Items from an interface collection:
[Start of section]
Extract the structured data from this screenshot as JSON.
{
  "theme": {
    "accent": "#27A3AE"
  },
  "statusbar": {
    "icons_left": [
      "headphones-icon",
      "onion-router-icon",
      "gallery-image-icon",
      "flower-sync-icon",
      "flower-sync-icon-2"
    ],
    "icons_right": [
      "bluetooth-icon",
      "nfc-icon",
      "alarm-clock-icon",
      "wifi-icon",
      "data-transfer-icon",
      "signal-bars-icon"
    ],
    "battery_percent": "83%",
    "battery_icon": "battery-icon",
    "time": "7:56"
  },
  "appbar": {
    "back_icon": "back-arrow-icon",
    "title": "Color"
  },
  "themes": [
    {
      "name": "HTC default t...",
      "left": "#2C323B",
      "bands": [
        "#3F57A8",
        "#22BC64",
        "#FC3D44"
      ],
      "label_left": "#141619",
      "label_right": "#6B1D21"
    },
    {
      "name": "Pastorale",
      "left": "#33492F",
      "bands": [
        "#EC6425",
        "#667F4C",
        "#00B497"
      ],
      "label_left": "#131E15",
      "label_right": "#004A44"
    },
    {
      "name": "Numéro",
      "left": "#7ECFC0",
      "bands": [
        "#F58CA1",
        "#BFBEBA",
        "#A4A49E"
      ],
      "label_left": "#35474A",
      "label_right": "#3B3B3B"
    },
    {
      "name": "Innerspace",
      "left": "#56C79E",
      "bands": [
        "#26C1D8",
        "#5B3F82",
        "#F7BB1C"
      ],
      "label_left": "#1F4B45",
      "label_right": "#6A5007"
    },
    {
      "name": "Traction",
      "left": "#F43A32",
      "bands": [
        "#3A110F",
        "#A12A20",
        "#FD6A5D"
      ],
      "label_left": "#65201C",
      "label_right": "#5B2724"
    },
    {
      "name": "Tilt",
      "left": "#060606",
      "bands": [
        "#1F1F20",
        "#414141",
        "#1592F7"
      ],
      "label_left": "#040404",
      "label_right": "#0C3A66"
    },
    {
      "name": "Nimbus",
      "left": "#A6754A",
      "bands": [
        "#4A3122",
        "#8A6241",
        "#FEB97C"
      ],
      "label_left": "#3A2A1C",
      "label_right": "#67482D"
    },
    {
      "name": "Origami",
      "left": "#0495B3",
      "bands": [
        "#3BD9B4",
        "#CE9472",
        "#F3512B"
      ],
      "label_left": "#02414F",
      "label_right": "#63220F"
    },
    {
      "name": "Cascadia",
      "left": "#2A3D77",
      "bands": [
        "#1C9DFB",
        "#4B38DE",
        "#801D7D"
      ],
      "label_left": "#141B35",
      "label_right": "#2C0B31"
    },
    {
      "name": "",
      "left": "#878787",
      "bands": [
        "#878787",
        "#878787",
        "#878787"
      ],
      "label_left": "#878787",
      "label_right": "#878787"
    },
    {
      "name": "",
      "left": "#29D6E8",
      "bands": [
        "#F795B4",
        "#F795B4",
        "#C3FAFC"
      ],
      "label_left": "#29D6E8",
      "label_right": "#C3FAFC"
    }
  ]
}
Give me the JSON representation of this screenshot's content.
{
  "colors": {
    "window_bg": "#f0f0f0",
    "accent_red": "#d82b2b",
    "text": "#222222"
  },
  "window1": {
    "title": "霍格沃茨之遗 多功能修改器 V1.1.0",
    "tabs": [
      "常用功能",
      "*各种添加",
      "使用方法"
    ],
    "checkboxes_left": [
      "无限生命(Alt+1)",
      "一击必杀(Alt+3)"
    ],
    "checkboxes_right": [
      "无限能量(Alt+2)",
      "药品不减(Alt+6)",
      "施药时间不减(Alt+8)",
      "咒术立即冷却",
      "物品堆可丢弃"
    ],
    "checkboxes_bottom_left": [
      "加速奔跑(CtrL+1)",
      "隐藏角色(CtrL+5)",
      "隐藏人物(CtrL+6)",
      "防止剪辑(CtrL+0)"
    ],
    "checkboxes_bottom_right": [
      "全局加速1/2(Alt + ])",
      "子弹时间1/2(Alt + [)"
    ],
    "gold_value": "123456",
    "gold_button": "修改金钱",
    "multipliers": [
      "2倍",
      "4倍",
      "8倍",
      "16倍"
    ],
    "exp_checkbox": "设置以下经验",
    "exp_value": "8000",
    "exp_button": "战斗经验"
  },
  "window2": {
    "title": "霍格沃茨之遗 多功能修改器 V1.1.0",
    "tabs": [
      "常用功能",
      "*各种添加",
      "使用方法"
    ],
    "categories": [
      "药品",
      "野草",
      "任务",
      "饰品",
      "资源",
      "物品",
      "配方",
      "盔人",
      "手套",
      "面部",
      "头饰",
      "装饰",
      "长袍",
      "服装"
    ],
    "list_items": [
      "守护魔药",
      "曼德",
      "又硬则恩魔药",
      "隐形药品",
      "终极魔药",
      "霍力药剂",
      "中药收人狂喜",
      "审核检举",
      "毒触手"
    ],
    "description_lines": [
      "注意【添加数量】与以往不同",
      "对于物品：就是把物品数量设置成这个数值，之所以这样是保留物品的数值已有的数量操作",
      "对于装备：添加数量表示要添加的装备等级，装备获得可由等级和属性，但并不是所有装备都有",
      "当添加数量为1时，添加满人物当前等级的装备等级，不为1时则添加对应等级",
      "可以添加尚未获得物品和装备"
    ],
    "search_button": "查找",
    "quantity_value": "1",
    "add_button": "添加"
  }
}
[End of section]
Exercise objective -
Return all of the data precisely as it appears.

Output for this exercise -
Extract the structured data from this screenshot as JSON.
{
  "theme": {
    "accent": "#27A3AE"
  },
  "statusbar": {
    "icons_left": [
      "headphones-icon",
      "onion-router-icon",
      "gallery-image-icon",
      "flower-sync-icon",
      "flower-sync-icon-2"
    ],
    "icons_right": [
      "bluetooth-icon",
      "nfc-icon",
      "alarm-clock-icon",
      "wifi-icon",
      "data-transfer-icon",
      "signal-bars-icon"
    ],
    "battery_percent": "83%",
    "battery_icon": "battery-icon",
    "time": "7:56"
  },
  "appbar": {
    "back_icon": "back-arrow-icon",
    "title": "Color"
  },
  "themes": [
    {
      "name": "HTC default t...",
      "left": "#2C323B",
      "bands": [
        "#3F57A8",
        "#22BC64",
        "#FC3D44"
      ],
      "label_left": "#141619",
      "label_right": "#6B1D21"
    },
    {
      "name": "Pastorale",
      "left": "#33492F",
      "bands": [
        "#EC6425",
        "#667F4C",
        "#00B497"
      ],
      "label_left": "#131E15",
      "label_right": "#004A44"
    },
    {
      "name": "Numéro",
      "left": "#7ECFC0",
      "bands": [
        "#F58CA1",
        "#BFBEBA",
        "#A4A49E"
      ],
      "label_left": "#35474A",
      "label_right": "#3B3B3B"
    },
    {
      "name": "Innerspace",
      "left": "#56C79E",
      "bands": [
        "#26C1D8",
        "#5B3F82",
        "#F7BB1C"
      ],
      "label_left": "#1F4B45",
      "label_right": "#6A5007"
    },
    {
      "name": "Traction",
      "left": "#F43A32",
      "bands": [
        "#3A110F",
        "#A12A20",
        "#FD6A5D"
      ],
      "label_left": "#65201C",
      "label_right": "#5B2724"
    },
    {
      "name": "Tilt",
      "left": "#060606",
      "bands": [
        "#1F1F20",
        "#414141",
        "#1592F7"
      ],
      "label_left": "#040404",
      "label_right": "#0C3A66"
    },
    {
      "name": "Nimbus",
      "left": "#A6754A",
      "bands": [
        "#4A3122",
        "#8A6241",
        "#FEB97C"
      ],
      "label_left": "#3A2A1C",
      "label_right": "#67482D"
    },
    {
      "name": "Origami",
      "left": "#0495B3",
      "bands": [
        "#3BD9B4",
        "#CE9472",
        "#F3512B"
      ],
      "label_left": "#02414F",
      "label_right": "#63220F"
    },
    {
      "name": "Cascadia",
      "left": "#2A3D77",
      "bands": [
        "#1C9DFB",
        "#4B38DE",
        "#801D7D"
      ],
      "label_left": "#141B35",
      "label_right": "#2C0B31"
    },
    {
      "name": "",
      "left": "#878787",
      "bands": [
        "#878787",
        "#878787",
        "#878787"
      ],
      "label_left": "#878787",
      "label_right": "#878787"
    },
    {
      "name": "",
      "left": "#29D6E8",
      "bands": [
        "#F795B4",
        "#F795B4",
        "#C3FAFC"
      ],
      "label_left": "#29D6E8",
      "label_right": "#C3FAFC"
    }
  ]
}
Give me the JSON representation of this screenshot's content.
{
  "colors": {
    "window_bg": "#f0f0f0",
    "accent_red": "#d82b2b",
    "text": "#222222"
  },
  "window1": {
    "title": "霍格沃茨之遗 多功能修改器 V1.1.0",
    "tabs": [
      "常用功能",
      "*各种添加",
      "使用方法"
    ],
    "checkboxes_left": [
      "无限生命(Alt+1)",
      "一击必杀(Alt+3)"
    ],
    "checkboxes_right": [
      "无限能量(Alt+2)",
      "药品不减(Alt+6)",
      "施药时间不减(Alt+8)",
      "咒术立即冷却",
      "物品堆可丢弃"
    ],
    "checkboxes_bottom_left": [
      "加速奔跑(CtrL+1)",
      "隐藏角色(CtrL+5)",
      "隐藏人物(CtrL+6)",
      "防止剪辑(CtrL+0)"
    ],
    "checkboxes_bottom_right": [
      "全局加速1/2(Alt + ])",
      "子弹时间1/2(Alt + [)"
    ],
    "gold_value": "123456",
    "gold_button": "修改金钱",
    "multipliers": [
      "2倍",
      "4倍",
      "8倍",
      "16倍"
    ],
    "exp_checkbox": "设置以下经验",
    "exp_value": "8000",
    "exp_button": "战斗经验"
  },
  "window2": {
    "title": "霍格沃茨之遗 多功能修改器 V1.1.0",
    "tabs": [
      "常用功能",
      "*各种添加",
      "使用方法"
    ],
    "categories": [
      "药品",
      "野草",
      "任务",
      "饰品",
      "资源",
      "物品",
      "配方",
      "盔人",
      "手套",
      "面部",
      "头饰",
      "装饰",
      "长袍",
      "服装"
    ],
    "list_items": [
      "守护魔药",
      "曼德",
      "又硬则恩魔药",
      "隐形药品",
      "终极魔药",
      "霍力药剂",
      "中药收人狂喜",
      "审核检举",
      "毒触手"
    ],
    "description_lines": [
      "注意【添加数量】与以往不同",
      "对于物品：就是把物品数量设置成这个数值，之所以这样是保留物品的数值已有的数量操作",
      "对于装备：添加数量表示要添加的装备等级，装备获得可由等级和属性，但并不是所有装备都有",
      "当添加数量为1时，添加满人物当前等级的装备等级，不为1时则添加对应等级",
      "可以添加尚未获得物品和装备"
    ],
    "search_button": "查找",
    "quantity_value": "1",
    "add_button": "添加"
  }
}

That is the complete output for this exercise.